"It's not the nuclear family, the American dream family that we see all the time," said Jerry Messman, a partner in national design firm BSB Design. "The builders are starting to respond to it."
After World War II, Americans were encouraged to move out of their parents' house when they reached adulthood and achieve independence at an earlier age. Over the next few decades, young families ventured out to live on their own, separately from their parents, in traditional single-family homes.
Since 1980, however, the number of families living in multi-generational households has steadily climbed, buoyed by a wave of immigration and delayed marriages. After the onset of the Great Recession, the number jumped even higher — rising 10.5 percent in a two-year period so that nearly 17 percent of Americans lived in multi-generational households by 2009, according to a report by the Pew Research Center.
During the last year, builders and home designers have started to respond to the trend by rolling out layouts for single-family houses that include a semi-independent suite with a separate entry, bathroom and kitchenette. Some suites even include their own laundry areas and outdoor patios for additional privacy, though they maintain a connection to the main house through an inside door.
Reanna Cox, 33, bought a new home earlier this year in San Bernardino with a suite that connects to her kitchen through a hallway. Initially, Cox and her husband planned to have his aging parents live there. But when her sister lost her job, Cox invited her to move into the suite with her young daughter.
"It's somewhere they can live to get themselves back on their feet," said Cox, who moved to the tan, five bedroom house with caramel-colored shutters to shorten her daily commute.
Lennar Corp., based in Miami, is offering 3,400 square-foot homes that include a roughly 700 square-foot suite in Las Vegas. Standard Pacific Homes of Irvine is offering a self-contained "casita" attached to the main house as an option on its new designs.
Both companies say the plans have been popular since they were rolled out last year.
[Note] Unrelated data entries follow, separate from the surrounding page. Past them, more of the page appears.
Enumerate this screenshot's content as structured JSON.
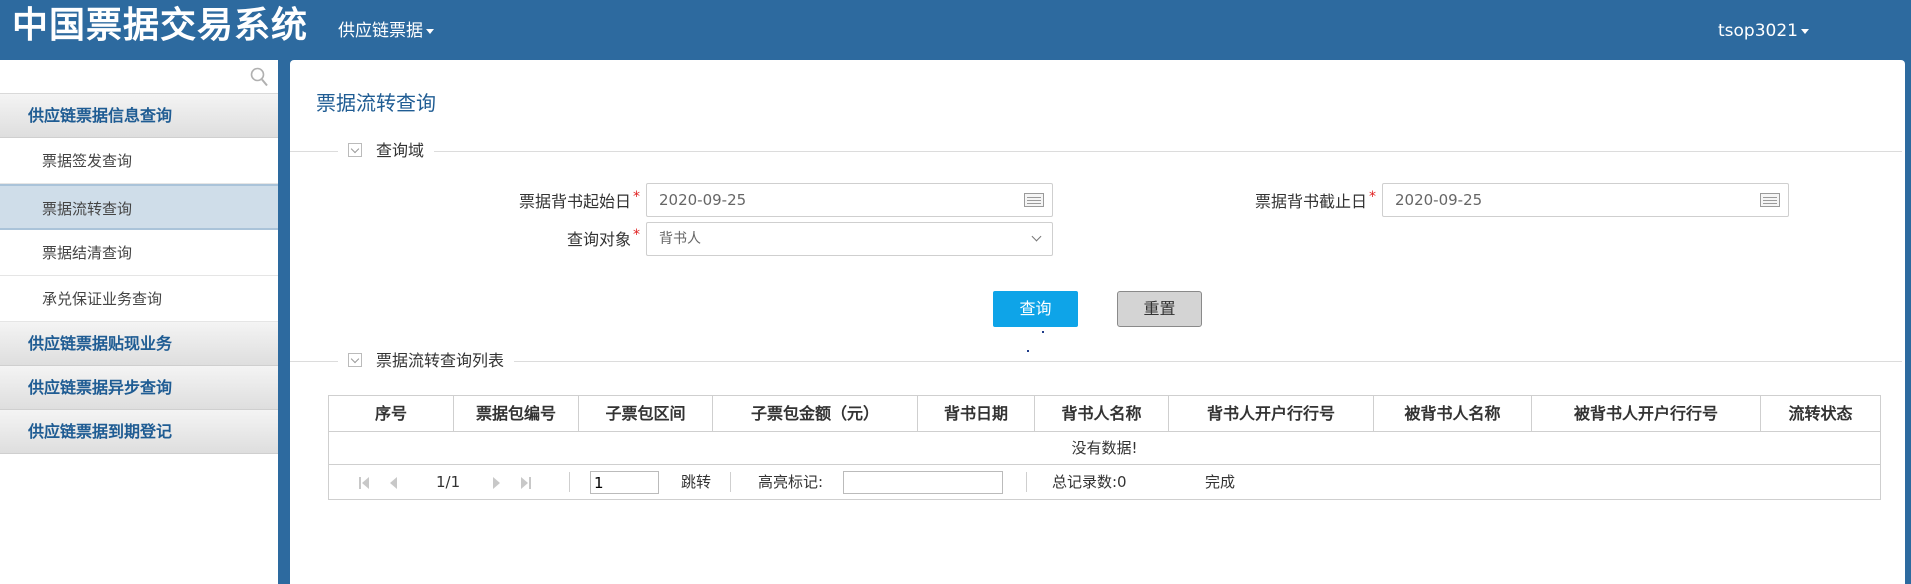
{
  "header": {
    "app_title": "中国票据交易系统",
    "menu_label": "供应链票据",
    "user_label": "tsop3021"
  },
  "sidebar": {
    "search_placeholder": "",
    "groups": [
      {
        "label": "供应链票据信息查询",
        "items": [
          {
            "label": "票据签发查询"
          },
          {
            "label": "票据流转查询",
            "active": true
          },
          {
            "label": "票据结清查询"
          },
          {
            "label": "承兑保证业务查询"
          }
        ]
      },
      {
        "label": "供应链票据贴现业务"
      },
      {
        "label": "供应链票据异步查询"
      },
      {
        "label": "供应链票据到期登记"
      }
    ]
  },
  "main": {
    "page_title": "票据流转查询",
    "query_section_title": "查询域",
    "form": {
      "start_date_label": "票据背书起始日",
      "start_date_value": "2020-09-25",
      "end_date_label": "票据背书截止日",
      "end_date_value": "2020-09-25",
      "target_label": "查询对象",
      "target_value": "背书人",
      "required_mark": "*"
    },
    "buttons": {
      "query": "查询",
      "reset": "重置"
    },
    "list_section_title": "票据流转查询列表",
    "table": {
      "columns": [
        "序号",
        "票据包编号",
        "子票包区间",
        "子票包金额（元）",
        "背书日期",
        "背书人名称",
        "背书人开户行行号",
        "被背书人名称",
        "被背书人开户行行号",
        "流转状态"
      ],
      "empty_text": "没有数据!"
    },
    "pager": {
      "page_info": "1/1",
      "page_input": "1",
      "jump_label": "跳转",
      "highlight_label": "高亮标记:",
      "highlight_value": "",
      "total_label": "总记录数:0",
      "status": "完成"
    }
  },
  "colors": {
    "header_bg": "#2d6a9f",
    "primary_button": "#0ea4e8",
    "nav_text": "#1f5c93",
    "active_nav_bg": "#cfdde9"
  }
}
But it isn't clear what share of homebuyers will buy these homes — especially since immigrant families from Asia and Latin America who have traditionally lived together have long found ways to do so without this option, said Gary Painter, research director at the University of Southern California's Lusk Center for Real Estate.
"There certainly is a demand to be close," Painter said. "We just don't have enough in the market to make a definitive statement about whether this sort of kitchenette living or guest house nearby will become a next wave."
But in higher-end markets, Painter said it's more likely such plans could prosper, including among well-to-do immigrant families.
New home sales have struggled as builders face competition from foreclosures and short sales. While sales of previously occupied homes have risen more than 13 percent since July, sales of U.S. new homes fell in February for the second straight month and remain well below levels that economists consider healthy.
Lennar is offering its so-called "Next Gen" designs in states ranging from California to Texas to Florida. Sales of these multi-generational homes account for a very small percentage of the company's sales but are growing quickly, said Jeff Roos, Lennar's western regional president.
Multi-generational homes are expected to account for roughly 30 to 40 percent of new homes in communities where the floor plans are being offered, Roos said.
The Aliso Viejo-based New Home Company is rolling out a range of options for multi-generational living in the affluent Orange County suburb of Irvine, where the Asian population has nearly doubled in the last decade.
The company's floor plans include a self-contained suite attached to a main house or separate homes that share a common yard and pool. The company has reached out to Asian buyers by offering touches such as specially designed wok kitchens and dedicated music rooms, but the homes are also drawing buyers from other ethnic backgrounds, said Joan Marcus-Colvin, the company's vice president of sales, marketing and design.
"Although extremely popular within the Asian culture, (multi-generational living) is also something a lot of other people are having to deal with," she said.
Jim Park, vice chair of the Asian Real Estate Association of America, said he thinks multigenerational designs are a smart move, especially in light of Asian Americans' preference for new construction and the community's rising purchasing power.
"In my experience, people do move toward home products that are going to meet their needs better," said Park, who owns a real estate firm in San Diego.
Builders say the tendency to live together longer comes down to a matter of economics as families of varied ethnic backgrounds cope with the wake of the recession and the needs of aging parents, who may have seen their retirement savings depleted in the downturn.
"We see so many families that are living like this," said Jeremy Parness, Lennar's division president in Las Vegas. "There's so many different reasons, all driven mostly by economics."
Based on reporting by the Associated Press.